The €1.4 billion includes the investment from people seeking citizenship, the purchase of bonds, the purchase or lease of property and donations to local voluntary organisations. Several applicants have also opened commercial operations here, adding to the value generated.
Most revenue from the IIP is put aside for strategic investment in the National Development and Social Fund. In this crisis, the investment programme is providing the necessary funds to guarantee capital loans, offered by banks to affected businesses. The government’s target is to guarantee at least another 5% of Gross Domestic Product in loans to businesses.
The economic aid packages, agreed with unions and employers, are costing the government more than €71 million per month.
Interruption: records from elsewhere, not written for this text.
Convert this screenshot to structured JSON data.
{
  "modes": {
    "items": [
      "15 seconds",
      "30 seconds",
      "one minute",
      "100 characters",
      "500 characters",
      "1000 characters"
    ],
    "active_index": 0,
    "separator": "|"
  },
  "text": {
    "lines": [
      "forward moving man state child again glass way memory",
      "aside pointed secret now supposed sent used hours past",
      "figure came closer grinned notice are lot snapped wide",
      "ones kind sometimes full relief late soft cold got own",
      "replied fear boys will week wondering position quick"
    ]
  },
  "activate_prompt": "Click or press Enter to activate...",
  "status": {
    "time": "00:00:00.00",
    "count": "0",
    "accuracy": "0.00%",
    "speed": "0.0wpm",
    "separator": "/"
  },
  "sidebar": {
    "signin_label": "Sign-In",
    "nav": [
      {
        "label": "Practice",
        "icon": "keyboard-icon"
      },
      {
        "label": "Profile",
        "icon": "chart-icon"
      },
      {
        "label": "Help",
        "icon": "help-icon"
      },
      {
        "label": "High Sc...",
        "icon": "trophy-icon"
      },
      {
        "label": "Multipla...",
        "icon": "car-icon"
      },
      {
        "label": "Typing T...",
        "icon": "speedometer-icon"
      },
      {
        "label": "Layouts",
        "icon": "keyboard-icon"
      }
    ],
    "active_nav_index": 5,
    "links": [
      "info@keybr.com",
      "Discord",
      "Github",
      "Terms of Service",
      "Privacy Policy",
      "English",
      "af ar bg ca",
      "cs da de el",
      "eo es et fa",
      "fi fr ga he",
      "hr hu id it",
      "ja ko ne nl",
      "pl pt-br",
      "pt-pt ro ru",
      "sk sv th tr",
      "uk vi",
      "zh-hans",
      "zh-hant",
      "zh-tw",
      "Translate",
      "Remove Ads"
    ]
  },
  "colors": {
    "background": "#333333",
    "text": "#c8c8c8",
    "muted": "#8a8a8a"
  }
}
Consequently, the government will have to borrow more than €1 billion to cover the full cost. This will see public debt increase by about 8%.
Because of this, a decision was made to change the ratios of how funds are distributed. Now 80% are directed to the Consolidated Fund, giving the government more flexibility to help the economic sector to save jobs and the health sector to save lives. It is estimated that, through this temporary measure, the revenue to be allocated to the Consolidated Fund will exceed €80 million, an increase of approximately €50 million on what is normally allocated.
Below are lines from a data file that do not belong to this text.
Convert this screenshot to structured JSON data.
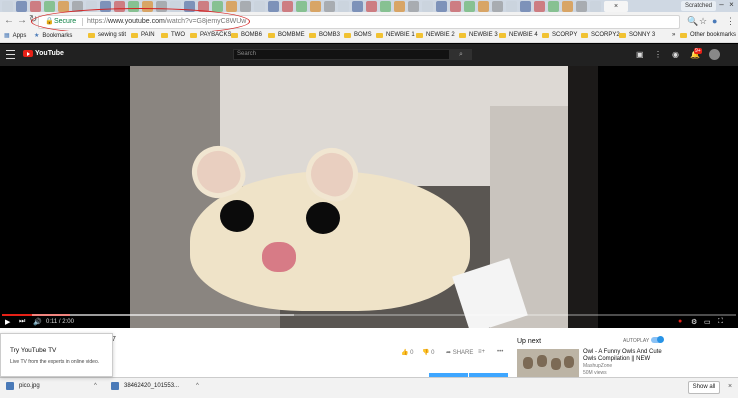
{
  "browser": {
    "user_badge": "Scratched",
    "active_tab_glyph": "×",
    "omnibox": {
      "secure_label": "Secure",
      "url_prefix": "https://",
      "url_host": "www.youtube.com",
      "url_path": "/watch?v=G8jemyC8WUw"
    },
    "bookmarks": [
      {
        "label": "Apps",
        "icon": "apps-icon"
      },
      {
        "label": "Bookmarks",
        "icon": "star-icon"
      },
      {
        "label": "sewing stit",
        "icon": "folder-icon"
      },
      {
        "label": "PAIN",
        "icon": "folder-icon"
      },
      {
        "label": "TWO",
        "icon": "folder-icon"
      },
      {
        "label": "PAYBACKS",
        "icon": "folder-icon"
      },
      {
        "label": "BOMB6",
        "icon": "folder-icon"
      },
      {
        "label": "BOMBME",
        "icon": "folder-icon"
      },
      {
        "label": "BOMB3",
        "icon": "folder-icon"
      },
      {
        "label": "BOMS",
        "icon": "folder-icon"
      },
      {
        "label": "NEWBIE 1",
        "icon": "folder-icon"
      },
      {
        "label": "NEWBIE 2",
        "icon": "folder-icon"
      },
      {
        "label": "NEWBIE 3",
        "icon": "folder-icon"
      },
      {
        "label": "NEWBIE 4",
        "icon": "folder-icon"
      },
      {
        "label": "SCORPY",
        "icon": "folder-icon"
      },
      {
        "label": "SCORPY2",
        "icon": "folder-icon"
      },
      {
        "label": "SONNY 3",
        "icon": "folder-icon"
      }
    ],
    "more_bookmarks": "»",
    "other_bookmarks": "Other bookmarks"
  },
  "youtube": {
    "logo_text": "YouTube",
    "search_placeholder": "Search",
    "notification_count": "9+",
    "player": {
      "time": "0:11 / 2:00",
      "progress_fraction": 0.092
    },
    "count_fragment": "7",
    "likes": "0",
    "dislikes": "0",
    "share_label": "SHARE",
    "more_label": "•••",
    "up_next_label": "Up next",
    "autoplay_label": "AUTOPLAY",
    "recommendation": {
      "title": "Owl - A Funny Owls And Cute Owls Compilation || NEW",
      "channel": "MashupZone",
      "views": "50M views"
    },
    "try_tv": {
      "title": "Try YouTube TV",
      "body": "Live TV from the experts in online video."
    }
  },
  "downloads": {
    "items": [
      {
        "name": "pico.jpg"
      },
      {
        "name": "38462420_101553..."
      }
    ],
    "show_all": "Show all"
  },
  "colors": {
    "youtube_red": "#e62117",
    "annotation_circle": "#d42020",
    "secure_green": "#0b8043"
  }
}
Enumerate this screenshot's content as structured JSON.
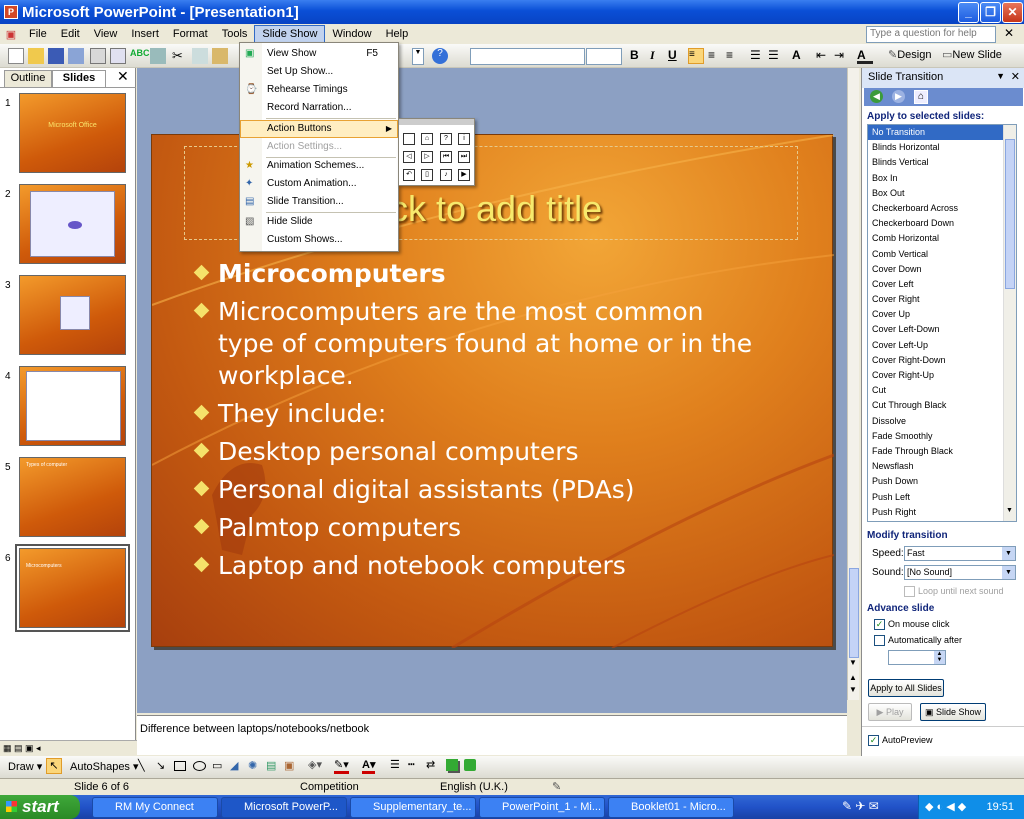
{
  "window": {
    "title": "Microsoft PowerPoint - [Presentation1]"
  },
  "menubar": {
    "items": [
      "File",
      "Edit",
      "View",
      "Insert",
      "Format",
      "Tools",
      "Slide Show",
      "Window",
      "Help"
    ],
    "help_placeholder": "Type a question for help"
  },
  "toolbar": {
    "design": "Design",
    "new_slide": "New Slide"
  },
  "leftpane": {
    "tabs": [
      "Outline",
      "Slides"
    ],
    "thumbs": [
      {
        "num": "1",
        "text": "Microsoft Office"
      },
      {
        "num": "2",
        "text": ""
      },
      {
        "num": "3",
        "text": ""
      },
      {
        "num": "4",
        "text": ""
      },
      {
        "num": "5",
        "text": "Types of computer"
      },
      {
        "num": "6",
        "text": "Microcomputers"
      }
    ]
  },
  "slide": {
    "title": "ck to add title",
    "bullets": [
      "Microcomputers",
      "Microcomputers are the most common",
      "type of computers found at home or in the",
      "workplace.",
      "They include:",
      "Desktop personal computers",
      "Personal digital assistants (PDAs)",
      "Palmtop computers",
      "Laptop and notebook computers"
    ]
  },
  "notes": {
    "text": "Difference between laptops/notebooks/netbook"
  },
  "slideshow_menu": {
    "items": [
      {
        "label": "View Show",
        "shortcut": "F5"
      },
      {
        "label": "Set Up Show..."
      },
      {
        "label": "Rehearse Timings"
      },
      {
        "label": "Record Narration..."
      },
      {
        "label": "Action Buttons"
      },
      {
        "label": "Action Settings..."
      },
      {
        "label": "Animation Schemes..."
      },
      {
        "label": "Custom Animation..."
      },
      {
        "label": "Slide Transition..."
      },
      {
        "label": "Hide Slide"
      },
      {
        "label": "Custom Shows..."
      }
    ]
  },
  "taskpane": {
    "title": "Slide Transition",
    "apply_heading": "Apply to selected slides:",
    "transitions": [
      "No Transition",
      "Blinds Horizontal",
      "Blinds Vertical",
      "Box In",
      "Box Out",
      "Checkerboard Across",
      "Checkerboard Down",
      "Comb Horizontal",
      "Comb Vertical",
      "Cover Down",
      "Cover Left",
      "Cover Right",
      "Cover Up",
      "Cover Left-Down",
      "Cover Left-Up",
      "Cover Right-Down",
      "Cover Right-Up",
      "Cut",
      "Cut Through Black",
      "Dissolve",
      "Fade Smoothly",
      "Fade Through Black",
      "Newsflash",
      "Push Down",
      "Push Left",
      "Push Right"
    ],
    "modify_heading": "Modify transition",
    "speed_label": "Speed:",
    "speed_value": "Fast",
    "sound_label": "Sound:",
    "sound_value": "[No Sound]",
    "loop_label": "Loop until next sound",
    "advance_heading": "Advance slide",
    "on_click_label": "On mouse click",
    "auto_label": "Automatically after",
    "apply_all": "Apply to All Slides",
    "play": "Play",
    "slide_show": "Slide Show",
    "autopreview": "AutoPreview"
  },
  "drawbar": {
    "draw": "Draw",
    "autoshapes": "AutoShapes"
  },
  "status": {
    "slide": "Slide 6 of 6",
    "design": "Competition",
    "lang": "English (U.K.)"
  },
  "taskbar": {
    "start": "start",
    "tasks": [
      "RM My Connect",
      "Microsoft PowerP...",
      "Supplementary_te...",
      "PowerPoint_1 - Mi...",
      "Booklet01 - Micro..."
    ],
    "clock": "19:51"
  }
}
The worth of IIP is particularly noticeable on the ground in the multi-million euro investments happening now in housing and healthcare but, in addition, over the past 12 months, 36 local NGOs have benefitted from 128 donations from various applicants for Maltese citizenship. They total nearly €800,000. Among the NGOs that have benefitted are the Puttinu Cares Foundation, the Malta Community Chest Fund, the LifeCycle Malta Foundation, Inspire and Heritage Malta. We are embracing new citizens who, in turn, are embracing the Maltese.
Concerns have been raised about IIP but the truth is we have one of the best due diligence systems in the world. Applicants have to be of good standing, and be clear about the source of their wealth, or they are refused entry. We have rejected 23% of applicants since the start, far higher than other countries have done. We’ve even identified people already operating in the European Union who we consider unacceptable for Maltese citizenship. What’s more, Malta’s system operates under an independent regulator, the names of all successful applicants are published, and we even have a system for removing citizenship if damaging information comes to light later.
Recovering from the current crisis isn’t going to be easy but, at least, we can be glad that we created a programme that brought in the funds that we so desperately need now. And we can rest easy that we did it in the more responsible manner.
All Maltese should celebrate how we are pulling together to get through this crisis, and this includes the new Maltese who, while very small in number, are making their contribution too.